▶ **Your goal**: Return the records below exactly; pictures stay out.

═════ Provided entries ═════

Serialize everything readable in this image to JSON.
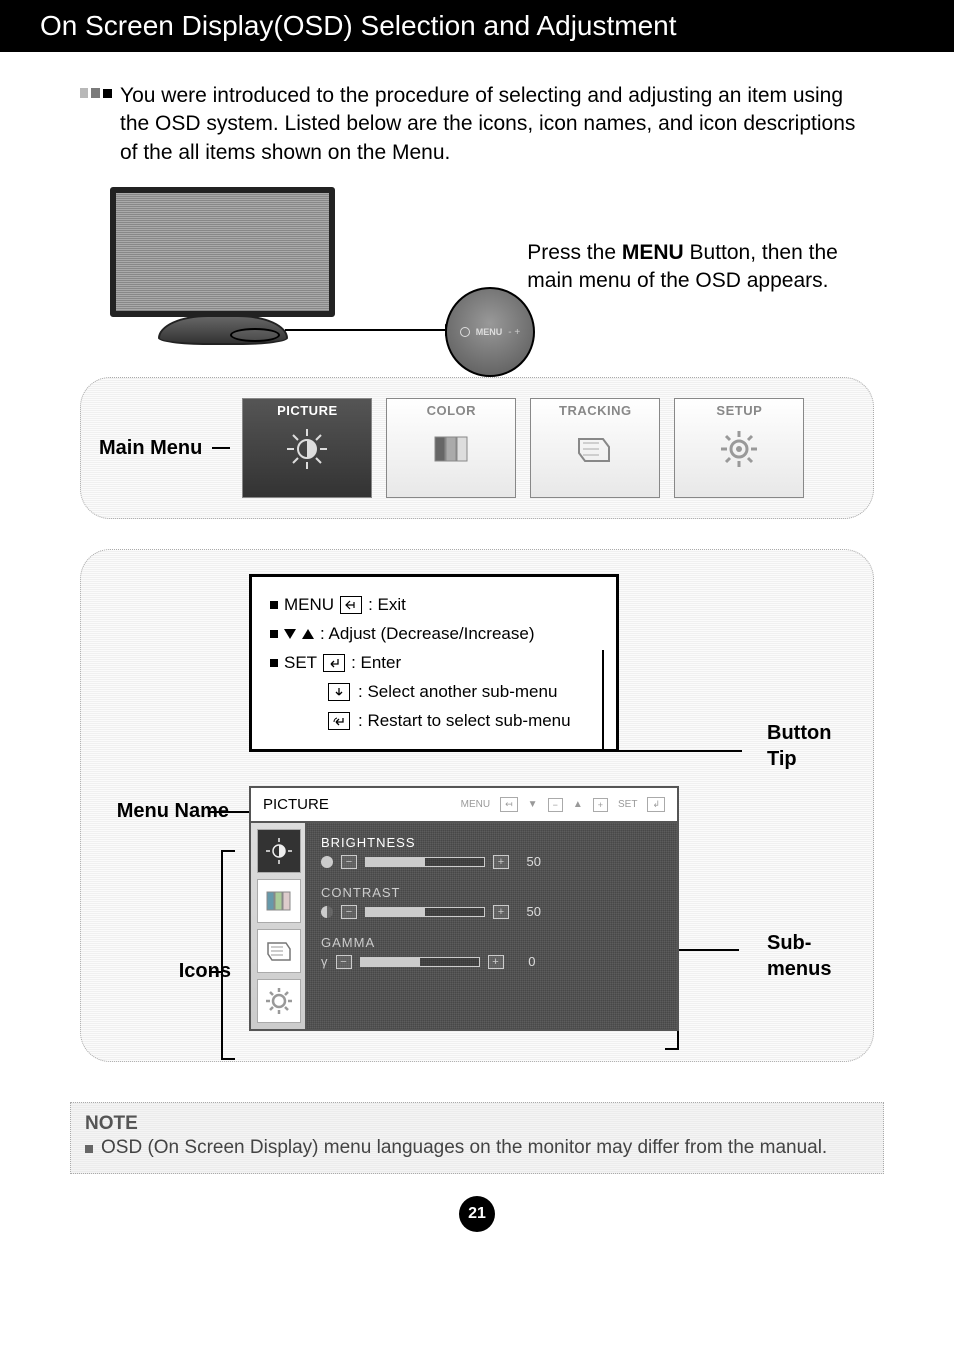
{
  "title": "On Screen Display(OSD) Selection and Adjustment",
  "intro": "You were introduced to the procedure of selecting and adjusting an item using the OSD system. Listed below are the icons, icon names, and icon descriptions of the all items shown on the Menu.",
  "monitor_circle_label": "MENU",
  "press_menu_text_1": "Press the ",
  "press_menu_bold": "MENU",
  "press_menu_text_2": " Button, then the main menu of the OSD appears.",
  "labels": {
    "main_menu": "Main Menu",
    "button_tip": "Button Tip",
    "menu_name": "Menu Name",
    "icons": "Icons",
    "sub_menus": "Sub-menus"
  },
  "main_menu_tiles": [
    {
      "title": "PICTURE",
      "active": true,
      "icon": "brightness"
    },
    {
      "title": "COLOR",
      "active": false,
      "icon": "color"
    },
    {
      "title": "TRACKING",
      "active": false,
      "icon": "tracking"
    },
    {
      "title": "SETUP",
      "active": false,
      "icon": "gear"
    }
  ],
  "button_tips": {
    "menu": "MENU",
    "menu_action": ": Exit",
    "adjust": ": Adjust (Decrease/Increase)",
    "set": "SET",
    "set_action": ": Enter",
    "sub1": ": Select another sub-menu",
    "sub2": ": Restart to select sub-menu"
  },
  "osd_window": {
    "title": "PICTURE",
    "header_keys": [
      "MENU",
      "▼",
      "▲",
      "SET"
    ],
    "items": [
      {
        "name": "BRIGHTNESS",
        "value": 50,
        "min": 0,
        "max": 100,
        "active": true
      },
      {
        "name": "CONTRAST",
        "value": 50,
        "min": 0,
        "max": 100,
        "active": false
      },
      {
        "name": "GAMMA",
        "value": 0,
        "min": -50,
        "max": 50,
        "active": false
      }
    ]
  },
  "note": {
    "title": "NOTE",
    "body": "OSD (On Screen Display) menu languages on the monitor may differ from the manual."
  },
  "page_number": "21"
}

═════

▶ **Finished task**:
Serialize everything readable in this image to JSON.
{
  "title": "On Screen Display(OSD) Selection and Adjustment",
  "intro": "You were introduced to the procedure of selecting and adjusting an item using the OSD system. Listed below are the icons, icon names, and icon descriptions of the all items shown on the Menu.",
  "monitor_circle_label": "MENU",
  "press_menu_text_1": "Press the ",
  "press_menu_bold": "MENU",
  "press_menu_text_2": " Button, then the main menu of the OSD appears.",
  "labels": {
    "main_menu": "Main Menu",
    "button_tip": "Button Tip",
    "menu_name": "Menu Name",
    "icons": "Icons",
    "sub_menus": "Sub-menus"
  },
  "main_menu_tiles": [
    {
      "title": "PICTURE",
      "active": true,
      "icon": "brightness"
    },
    {
      "title": "COLOR",
      "active": false,
      "icon": "color"
    },
    {
      "title": "TRACKING",
      "active": false,
      "icon": "tracking"
    },
    {
      "title": "SETUP",
      "active": false,
      "icon": "gear"
    }
  ],
  "button_tips": {
    "menu": "MENU",
    "menu_action": ": Exit",
    "adjust": ": Adjust (Decrease/Increase)",
    "set": "SET",
    "set_action": ": Enter",
    "sub1": ": Select another sub-menu",
    "sub2": ": Restart to select sub-menu"
  },
  "osd_window": {
    "title": "PICTURE",
    "header_keys": [
      "MENU",
      "▼",
      "▲",
      "SET"
    ],
    "items": [
      {
        "name": "BRIGHTNESS",
        "value": 50,
        "min": 0,
        "max": 100,
        "active": true
      },
      {
        "name": "CONTRAST",
        "value": 50,
        "min": 0,
        "max": 100,
        "active": false
      },
      {
        "name": "GAMMA",
        "value": 0,
        "min": -50,
        "max": 50,
        "active": false
      }
    ]
  },
  "note": {
    "title": "NOTE",
    "body": "OSD (On Screen Display) menu languages on the monitor may differ from the manual."
  },
  "page_number": "21"
}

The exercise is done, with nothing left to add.